Bees are categorized in the Apidea family and wasps are in the family Vespidae; therefore, the allergens in the venom between these insect families are distinct enough that the risk of your child having a reaction to a wasp sting is low. On the other hand, a wasp allergic person is at a higher risk of a reaction to other insects in the Vespidae family (i.e., yellow jackets, hornets). The problem is most victims cannot identify the sting culprit and since sting-related reactions account for over 30 percent of life threatening cases in emergency departments, getting an accurate diagnosis is imperative. Many insect allergic patients receive venom shots from their allergist to prevent a subsequent reaction if they are stung again.
When is allergy testing appropriate?

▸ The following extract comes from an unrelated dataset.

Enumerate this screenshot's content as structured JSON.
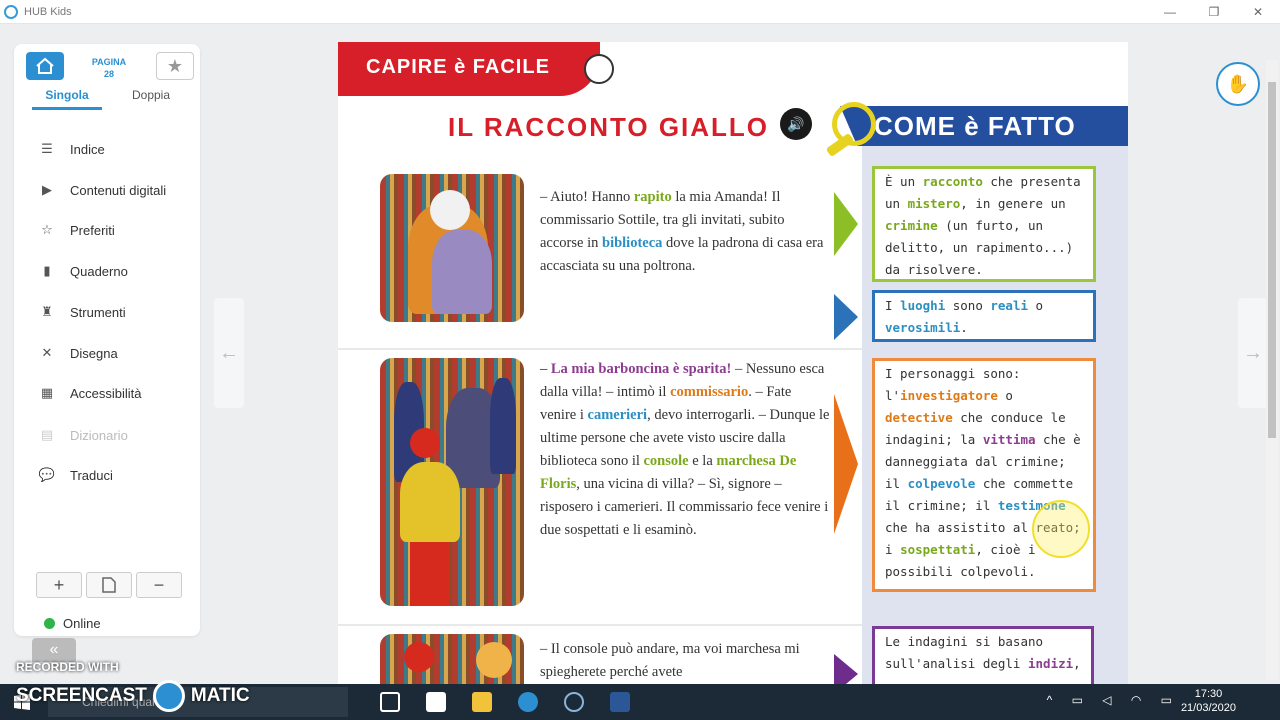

Allergic symptoms can range from minor discomfort to anaphylaxis (a potentially life-threatening reaction). By understanding the cause of a person’s symptoms, effective personalized treatment can be implemented with a scientifically based approached. Allergy tests, combined with a thorough medical history and physical examination can give invaluable information to what you are, and are not, allergic to. Testing done by an allergist is generally safe and effective for people of all ages, including infants. The allergen extracts used for testing meet the U.S. Food and Drug Administration (FDA) requirements. So, if you are one of the millions of people affected by spring time allergies, be prepared this season by visiting your local allergist/immunologist to help you feel better and live better.